It's nice when sea life can work together. Exhibit A: Killer whales with shark lawyers.
The attorneys for the People for the Ethical Treatment of Animals (PETA) are set to face a federal judge on Monday in San Diego on behalf of five orcas at SeaWorld that the animal-rights group wants released on antislavery grounds.
Representation for Tilikum, Katina, Kasatka, Ulises and Corky believe the SeaWorld San Diego orcas, "should be covered by the 13th Amendment to the Constitution that bans slavery and involuntary servitude," explains the L.A. Times.
SeaWorld officials call the allegations "baseless," notes KCET, and want the court to dismiss the lawsuit, filed last October, as a publicity stunt.
"I went to the killer whale, I said, 'killer whale please...what do you do when your true love leaves?'" - M. Ward
Some parents have formed "Madres de Miramonte."
Some parents at Miramonte Elemntary planned to protest outside the school Monday, as LAUSD Supertintendent John Deasy scheduled a meeting with parents for Monday night and canceled classes at the school Tuesday and Wednesday.
The timing of the protest and the number of parents who planned to appear was not clear. The closure is related to the investigation and aftermath of the arrested teachers.
Last week teacher Mark Berndt, 61, who worked at the school for 32 years, was charged with committing lewd acts on 23 children, ages 6 to 10, between 2005 and 2010. He's accused of blindfolding children and feeding them his own semen in his classroom in what children were allegedly told was a "tasting game." He is being held on $23 million bail.
Four days after Berndt was arrested, another teacher, Martin Springer, 49, was arrested on suspicion of fondling two girls in his classroom.
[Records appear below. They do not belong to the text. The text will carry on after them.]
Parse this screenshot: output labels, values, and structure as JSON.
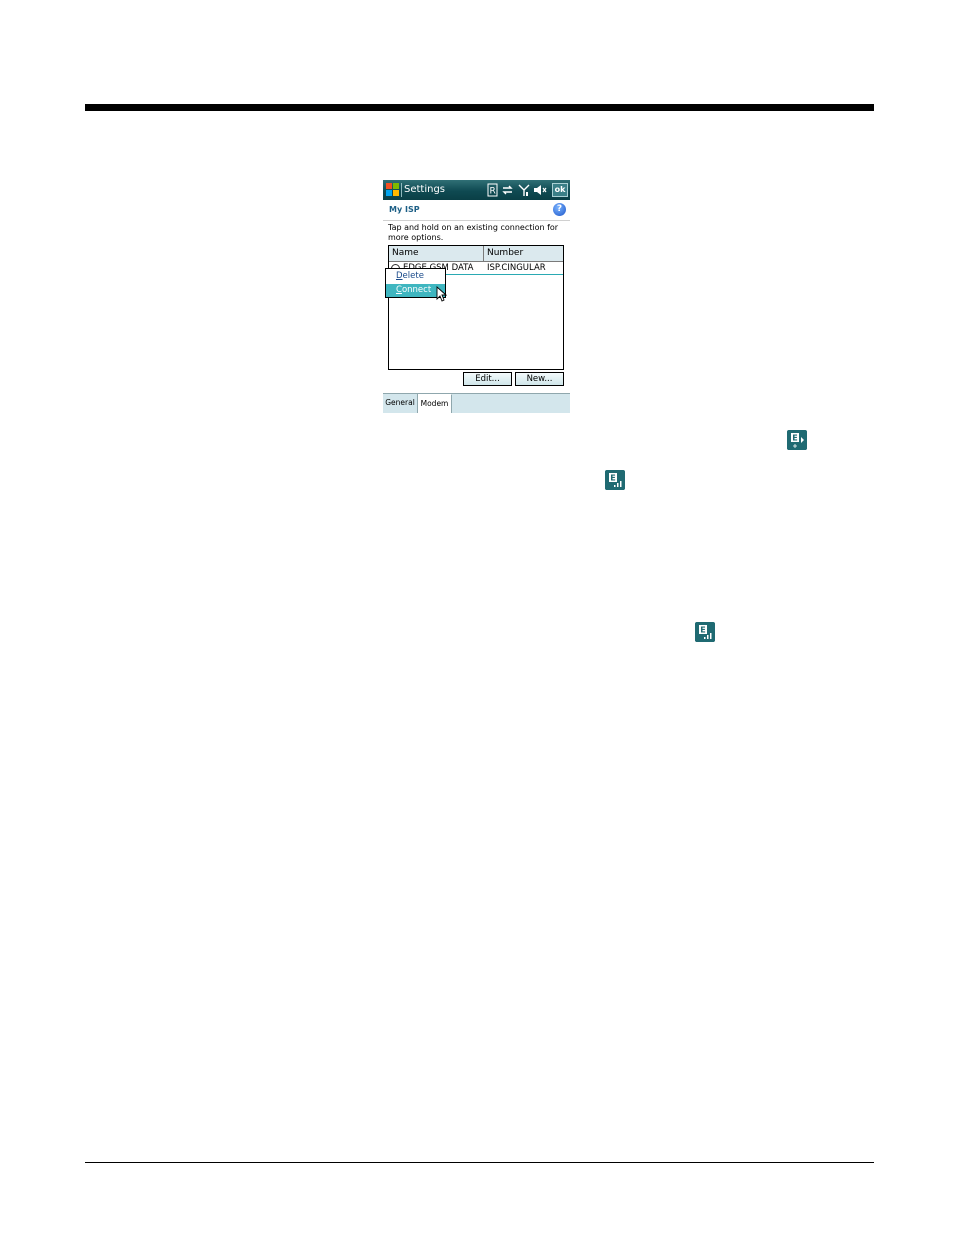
{
  "window": {
    "title": "Settings",
    "ok_label": "ok"
  },
  "status_icons": [
    "roaming-icon",
    "data-connection-icon",
    "signal-icon",
    "volume-muted-icon"
  ],
  "page": {
    "heading": "My ISP",
    "instructions": "Tap and hold on an existing connection for more options."
  },
  "table": {
    "columns": [
      "Name",
      "Number"
    ],
    "rows": [
      {
        "name": "EDGE GSM DATA",
        "number": "ISP.CINGULAR"
      }
    ]
  },
  "context_menu": {
    "items": [
      {
        "label": "Delete",
        "accel": "D",
        "rest": "elete"
      },
      {
        "label": "Connect",
        "accel": "C",
        "rest": "onnect"
      }
    ]
  },
  "buttons": {
    "edit": "Edit...",
    "new": "New..."
  },
  "tabs": [
    "General",
    "Modem"
  ],
  "colors": {
    "titlebar": "#0f4a52",
    "highlight": "#3fb6c0",
    "heading": "#1d5f86"
  }
}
He is being held on $2 million bail.
Photo by Lisa Brenner
Hollywood Forever Cemetery
There's nothing quite like a cemetery show to build an underground following, and M. Ward was digging deep on Thursday night when the songwriter haunted a sold out crowd at the Masonic Lodge located inside Hollywood Forever Cemetery.
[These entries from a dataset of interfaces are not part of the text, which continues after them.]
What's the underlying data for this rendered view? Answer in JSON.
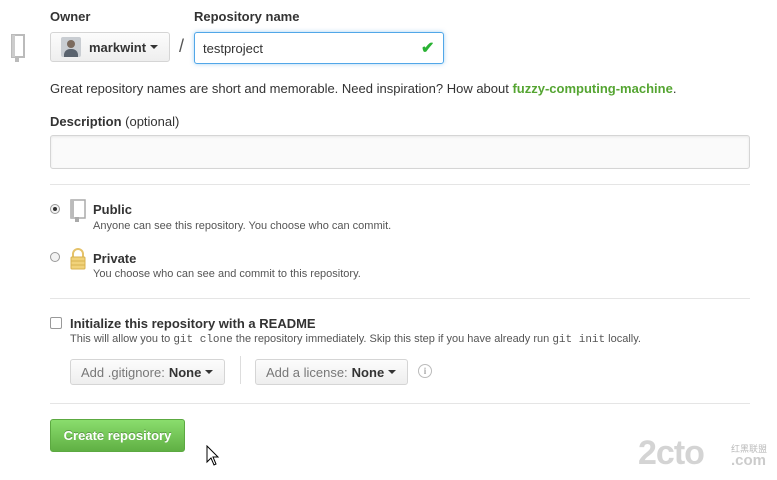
{
  "owner": {
    "label": "Owner",
    "selected": "markwint"
  },
  "repo_name": {
    "label": "Repository name",
    "separator": "/",
    "value": "testproject"
  },
  "hint": {
    "text": "Great repository names are short and memorable. Need inspiration? How about ",
    "suggestion": "fuzzy-computing-machine",
    "suffix": "."
  },
  "description": {
    "label": "Description",
    "optional": "(optional)",
    "value": ""
  },
  "visibility": {
    "selected": "public",
    "public": {
      "title": "Public",
      "subtitle": "Anyone can see this repository. You choose who can commit."
    },
    "private": {
      "title": "Private",
      "subtitle": "You choose who can see and commit to this repository."
    }
  },
  "readme": {
    "checked": false,
    "label": "Initialize this repository with a README",
    "help_prefix": "This will allow you to ",
    "help_code1": "git clone",
    "help_middle": " the repository immediately. Skip this step if you have already run ",
    "help_code2": "git init",
    "help_suffix": " locally."
  },
  "gitignore": {
    "label": "Add .gitignore:",
    "value": "None"
  },
  "license": {
    "label": "Add a license:",
    "value": "None"
  },
  "create_button": "Create repository",
  "watermark": {
    "logo": "2cto",
    "sub": "红黑联盟",
    "domain": ".com"
  },
  "colors": {
    "accent_green": "#55a532",
    "button_green": "#60b044",
    "focus_blue": "#51a7e8",
    "valid_check": "#2ab234"
  },
  "icons": [
    "repo-icon",
    "avatar",
    "chevron-down-icon",
    "check-icon",
    "lock-icon",
    "info-icon",
    "mouse-cursor"
  ]
}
With hands that seem to be daring each other to do crazy things, the Ventura County native played his guitar like a full band throughout the thoughtfully sequenced set of new material and flashbacks.
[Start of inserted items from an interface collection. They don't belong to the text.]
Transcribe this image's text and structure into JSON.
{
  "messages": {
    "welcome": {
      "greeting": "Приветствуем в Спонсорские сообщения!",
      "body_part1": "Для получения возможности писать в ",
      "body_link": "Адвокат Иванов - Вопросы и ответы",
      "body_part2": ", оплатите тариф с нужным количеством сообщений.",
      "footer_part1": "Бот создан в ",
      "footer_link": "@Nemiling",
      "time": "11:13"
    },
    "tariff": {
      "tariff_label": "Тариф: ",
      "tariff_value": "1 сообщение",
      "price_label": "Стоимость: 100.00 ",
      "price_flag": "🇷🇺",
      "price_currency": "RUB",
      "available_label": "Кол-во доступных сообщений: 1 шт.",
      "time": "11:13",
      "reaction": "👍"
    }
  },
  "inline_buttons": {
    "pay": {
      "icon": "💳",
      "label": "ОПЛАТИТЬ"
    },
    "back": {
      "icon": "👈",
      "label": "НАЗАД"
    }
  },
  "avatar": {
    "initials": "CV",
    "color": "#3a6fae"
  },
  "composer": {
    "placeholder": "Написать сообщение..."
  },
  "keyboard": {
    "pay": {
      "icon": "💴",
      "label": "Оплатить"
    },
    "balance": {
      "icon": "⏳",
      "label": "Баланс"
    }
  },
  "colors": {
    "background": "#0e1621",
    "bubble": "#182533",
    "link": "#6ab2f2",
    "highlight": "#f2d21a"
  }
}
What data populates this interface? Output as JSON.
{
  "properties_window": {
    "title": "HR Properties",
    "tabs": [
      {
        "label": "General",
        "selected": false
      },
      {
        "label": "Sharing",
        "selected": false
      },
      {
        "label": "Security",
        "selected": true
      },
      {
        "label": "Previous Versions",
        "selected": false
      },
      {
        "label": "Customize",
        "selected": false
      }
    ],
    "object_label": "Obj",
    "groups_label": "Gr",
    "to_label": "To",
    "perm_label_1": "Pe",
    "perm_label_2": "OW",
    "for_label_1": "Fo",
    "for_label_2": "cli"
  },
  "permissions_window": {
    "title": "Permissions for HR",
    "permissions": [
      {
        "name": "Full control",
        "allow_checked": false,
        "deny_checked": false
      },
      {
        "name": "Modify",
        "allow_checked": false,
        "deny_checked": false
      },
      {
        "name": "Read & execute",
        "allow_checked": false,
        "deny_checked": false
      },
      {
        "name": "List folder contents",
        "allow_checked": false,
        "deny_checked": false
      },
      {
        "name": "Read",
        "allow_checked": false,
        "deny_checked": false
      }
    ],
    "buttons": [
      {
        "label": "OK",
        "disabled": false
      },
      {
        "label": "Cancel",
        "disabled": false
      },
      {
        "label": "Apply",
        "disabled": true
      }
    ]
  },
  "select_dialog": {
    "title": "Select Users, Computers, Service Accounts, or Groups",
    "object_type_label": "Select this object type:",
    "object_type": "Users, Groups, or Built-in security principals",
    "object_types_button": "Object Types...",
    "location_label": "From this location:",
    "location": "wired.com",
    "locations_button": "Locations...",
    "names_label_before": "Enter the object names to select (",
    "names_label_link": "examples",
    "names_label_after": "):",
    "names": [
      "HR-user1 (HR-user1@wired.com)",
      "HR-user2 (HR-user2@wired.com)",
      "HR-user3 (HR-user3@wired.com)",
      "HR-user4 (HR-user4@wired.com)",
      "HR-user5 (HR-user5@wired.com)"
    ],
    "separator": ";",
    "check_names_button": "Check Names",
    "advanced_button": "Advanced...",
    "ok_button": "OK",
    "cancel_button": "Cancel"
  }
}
A study in under-banter and comedic timing, the musician let his peculiar brand of sound and vision tell most of the stories with lyrics alternating between fantastical and heartbreaking, and a voice that cushions like thick mist.
"No recording allowed" was taken seriously by the exceedingly polite and respectful crowd that sat in orderly rows in complete silence waiting for the rock ritual to save them. Sometimes the un-Memorexed moments just mean more.